**What to work on:** All records below are to be set down exactly, each character intact.

───── Dataset records

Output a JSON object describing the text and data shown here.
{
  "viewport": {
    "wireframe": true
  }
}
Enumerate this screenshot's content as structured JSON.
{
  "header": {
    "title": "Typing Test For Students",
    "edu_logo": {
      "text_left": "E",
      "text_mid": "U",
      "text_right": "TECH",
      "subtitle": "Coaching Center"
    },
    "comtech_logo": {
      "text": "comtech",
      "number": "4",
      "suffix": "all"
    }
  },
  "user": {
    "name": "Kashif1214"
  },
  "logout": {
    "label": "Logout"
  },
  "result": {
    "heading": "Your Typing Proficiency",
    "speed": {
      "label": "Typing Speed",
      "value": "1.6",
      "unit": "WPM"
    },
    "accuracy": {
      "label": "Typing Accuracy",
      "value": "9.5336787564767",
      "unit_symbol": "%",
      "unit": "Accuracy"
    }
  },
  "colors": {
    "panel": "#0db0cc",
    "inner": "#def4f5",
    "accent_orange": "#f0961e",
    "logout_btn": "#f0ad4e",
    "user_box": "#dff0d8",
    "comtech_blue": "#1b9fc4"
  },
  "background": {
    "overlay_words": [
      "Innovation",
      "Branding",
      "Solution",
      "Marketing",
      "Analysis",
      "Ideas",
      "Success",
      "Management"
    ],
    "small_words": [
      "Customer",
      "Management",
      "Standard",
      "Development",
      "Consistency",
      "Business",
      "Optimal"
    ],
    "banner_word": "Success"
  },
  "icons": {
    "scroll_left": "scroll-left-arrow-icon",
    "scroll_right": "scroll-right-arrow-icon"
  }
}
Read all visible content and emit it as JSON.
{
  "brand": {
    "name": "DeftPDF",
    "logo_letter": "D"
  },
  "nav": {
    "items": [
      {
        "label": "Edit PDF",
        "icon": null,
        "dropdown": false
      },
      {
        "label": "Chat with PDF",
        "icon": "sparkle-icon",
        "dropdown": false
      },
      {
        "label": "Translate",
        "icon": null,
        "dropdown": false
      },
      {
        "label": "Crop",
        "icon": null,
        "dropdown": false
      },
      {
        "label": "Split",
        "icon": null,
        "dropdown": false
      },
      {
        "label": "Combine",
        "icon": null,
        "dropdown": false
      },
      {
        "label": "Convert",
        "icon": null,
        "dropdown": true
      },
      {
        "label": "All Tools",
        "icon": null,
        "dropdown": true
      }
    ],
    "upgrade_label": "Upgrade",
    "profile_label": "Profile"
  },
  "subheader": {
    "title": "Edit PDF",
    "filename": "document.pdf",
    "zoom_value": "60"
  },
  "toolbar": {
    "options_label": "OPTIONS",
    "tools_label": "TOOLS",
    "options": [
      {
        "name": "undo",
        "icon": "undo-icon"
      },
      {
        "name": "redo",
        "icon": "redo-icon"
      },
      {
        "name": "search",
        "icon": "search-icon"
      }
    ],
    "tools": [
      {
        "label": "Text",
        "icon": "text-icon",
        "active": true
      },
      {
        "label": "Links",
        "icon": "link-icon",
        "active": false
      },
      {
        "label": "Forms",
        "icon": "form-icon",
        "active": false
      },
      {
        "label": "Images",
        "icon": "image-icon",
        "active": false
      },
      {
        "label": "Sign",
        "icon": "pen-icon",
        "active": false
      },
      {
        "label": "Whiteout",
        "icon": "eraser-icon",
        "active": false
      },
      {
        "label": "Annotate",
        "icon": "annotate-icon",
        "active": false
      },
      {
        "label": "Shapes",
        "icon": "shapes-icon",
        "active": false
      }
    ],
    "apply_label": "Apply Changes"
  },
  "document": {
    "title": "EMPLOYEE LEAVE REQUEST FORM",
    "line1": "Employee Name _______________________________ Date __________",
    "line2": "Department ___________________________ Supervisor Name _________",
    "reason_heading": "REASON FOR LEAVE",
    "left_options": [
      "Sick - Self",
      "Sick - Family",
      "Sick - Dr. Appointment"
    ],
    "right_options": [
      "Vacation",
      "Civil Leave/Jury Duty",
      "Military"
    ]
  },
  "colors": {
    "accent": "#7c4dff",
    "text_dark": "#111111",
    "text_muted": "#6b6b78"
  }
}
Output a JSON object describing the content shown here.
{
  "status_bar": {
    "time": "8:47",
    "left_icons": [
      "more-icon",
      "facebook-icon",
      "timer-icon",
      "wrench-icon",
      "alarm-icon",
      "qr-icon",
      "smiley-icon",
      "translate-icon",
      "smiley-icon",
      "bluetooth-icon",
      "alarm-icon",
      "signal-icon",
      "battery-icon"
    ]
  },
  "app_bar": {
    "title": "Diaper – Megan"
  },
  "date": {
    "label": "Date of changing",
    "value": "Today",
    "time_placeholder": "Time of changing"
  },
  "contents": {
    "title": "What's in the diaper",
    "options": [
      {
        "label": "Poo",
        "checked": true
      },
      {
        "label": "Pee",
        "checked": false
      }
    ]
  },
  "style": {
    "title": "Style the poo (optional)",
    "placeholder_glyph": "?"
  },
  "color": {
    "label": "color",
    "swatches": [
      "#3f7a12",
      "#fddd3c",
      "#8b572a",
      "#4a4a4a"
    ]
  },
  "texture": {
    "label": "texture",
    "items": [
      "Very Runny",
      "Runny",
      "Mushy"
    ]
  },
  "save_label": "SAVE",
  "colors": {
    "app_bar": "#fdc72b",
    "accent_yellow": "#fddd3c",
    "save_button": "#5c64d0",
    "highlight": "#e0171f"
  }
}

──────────

**Result below:**
Output a JSON object describing the text and data shown here.
{
  "viewport": {
    "wireframe": true
  }
}
Enumerate this screenshot's content as structured JSON.
{
  "header": {
    "title": "Typing Test For Students",
    "edu_logo": {
      "text_left": "E",
      "text_mid": "U",
      "text_right": "TECH",
      "subtitle": "Coaching Center"
    },
    "comtech_logo": {
      "text": "comtech",
      "number": "4",
      "suffix": "all"
    }
  },
  "user": {
    "name": "Kashif1214"
  },
  "logout": {
    "label": "Logout"
  },
  "result": {
    "heading": "Your Typing Proficiency",
    "speed": {
      "label": "Typing Speed",
      "value": "1.6",
      "unit": "WPM"
    },
    "accuracy": {
      "label": "Typing Accuracy",
      "value": "9.5336787564767",
      "unit_symbol": "%",
      "unit": "Accuracy"
    }
  },
  "colors": {
    "panel": "#0db0cc",
    "inner": "#def4f5",
    "accent_orange": "#f0961e",
    "logout_btn": "#f0ad4e",
    "user_box": "#dff0d8",
    "comtech_blue": "#1b9fc4"
  },
  "background": {
    "overlay_words": [
      "Innovation",
      "Branding",
      "Solution",
      "Marketing",
      "Analysis",
      "Ideas",
      "Success",
      "Management"
    ],
    "small_words": [
      "Customer",
      "Management",
      "Standard",
      "Development",
      "Consistency",
      "Business",
      "Optimal"
    ],
    "banner_word": "Success"
  },
  "icons": {
    "scroll_left": "scroll-left-arrow-icon",
    "scroll_right": "scroll-right-arrow-icon"
  }
}
Read all visible content and emit it as JSON.
{
  "brand": {
    "name": "DeftPDF",
    "logo_letter": "D"
  },
  "nav": {
    "items": [
      {
        "label": "Edit PDF",
        "icon": null,
        "dropdown": false
      },
      {
        "label": "Chat with PDF",
        "icon": "sparkle-icon",
        "dropdown": false
      },
      {
        "label": "Translate",
        "icon": null,
        "dropdown": false
      },
      {
        "label": "Crop",
        "icon": null,
        "dropdown": false
      },
      {
        "label": "Split",
        "icon": null,
        "dropdown": false
      },
      {
        "label": "Combine",
        "icon": null,
        "dropdown": false
      },
      {
        "label": "Convert",
        "icon": null,
        "dropdown": true
      },
      {
        "label": "All Tools",
        "icon": null,
        "dropdown": true
      }
    ],
    "upgrade_label": "Upgrade",
    "profile_label": "Profile"
  },
  "subheader": {
    "title": "Edit PDF",
    "filename": "document.pdf",
    "zoom_value": "60"
  },
  "toolbar": {
    "options_label": "OPTIONS",
    "tools_label": "TOOLS",
    "options": [
      {
        "name": "undo",
        "icon": "undo-icon"
      },
      {
        "name": "redo",
        "icon": "redo-icon"
      },
      {
        "name": "search",
        "icon": "search-icon"
      }
    ],
    "tools": [
      {
        "label": "Text",
        "icon": "text-icon",
        "active": true
      },
      {
        "label": "Links",
        "icon": "link-icon",
        "active": false
      },
      {
        "label": "Forms",
        "icon": "form-icon",
        "active": false
      },
      {
        "label": "Images",
        "icon": "image-icon",
        "active": false
      },
      {
        "label": "Sign",
        "icon": "pen-icon",
        "active": false
      },
      {
        "label": "Whiteout",
        "icon": "eraser-icon",
        "active": false
      },
      {
        "label": "Annotate",
        "icon": "annotate-icon",
        "active": false
      },
      {
        "label": "Shapes",
        "icon": "shapes-icon",
        "active": false
      }
    ],
    "apply_label": "Apply Changes"
  },
  "document": {
    "title": "EMPLOYEE LEAVE REQUEST FORM",
    "line1": "Employee Name _______________________________ Date __________",
    "line2": "Department ___________________________ Supervisor Name _________",
    "reason_heading": "REASON FOR LEAVE",
    "left_options": [
      "Sick - Self",
      "Sick - Family",
      "Sick - Dr. Appointment"
    ],
    "right_options": [
      "Vacation",
      "Civil Leave/Jury Duty",
      "Military"
    ]
  },
  "colors": {
    "accent": "#7c4dff",
    "text_dark": "#111111",
    "text_muted": "#6b6b78"
  }
}
Output a JSON object describing the content shown here.
{
  "status_bar": {
    "time": "8:47",
    "left_icons": [
      "more-icon",
      "facebook-icon",
      "timer-icon",
      "wrench-icon",
      "alarm-icon",
      "qr-icon",
      "smiley-icon",
      "translate-icon",
      "smiley-icon",
      "bluetooth-icon",
      "alarm-icon",
      "signal-icon",
      "battery-icon"
    ]
  },
  "app_bar": {
    "title": "Diaper – Megan"
  },
  "date": {
    "label": "Date of changing",
    "value": "Today",
    "time_placeholder": "Time of changing"
  },
  "contents": {
    "title": "What's in the diaper",
    "options": [
      {
        "label": "Poo",
        "checked": true
      },
      {
        "label": "Pee",
        "checked": false
      }
    ]
  },
  "style": {
    "title": "Style the poo (optional)",
    "placeholder_glyph": "?"
  },
  "color": {
    "label": "color",
    "swatches": [
      "#3f7a12",
      "#fddd3c",
      "#8b572a",
      "#4a4a4a"
    ]
  },
  "texture": {
    "label": "texture",
    "items": [
      "Very Runny",
      "Runny",
      "Mushy"
    ]
  },
  "save_label": "SAVE",
  "colors": {
    "app_bar": "#fdc72b",
    "accent_yellow": "#fddd3c",
    "save_button": "#5c64d0",
    "highlight": "#e0171f"
  }
}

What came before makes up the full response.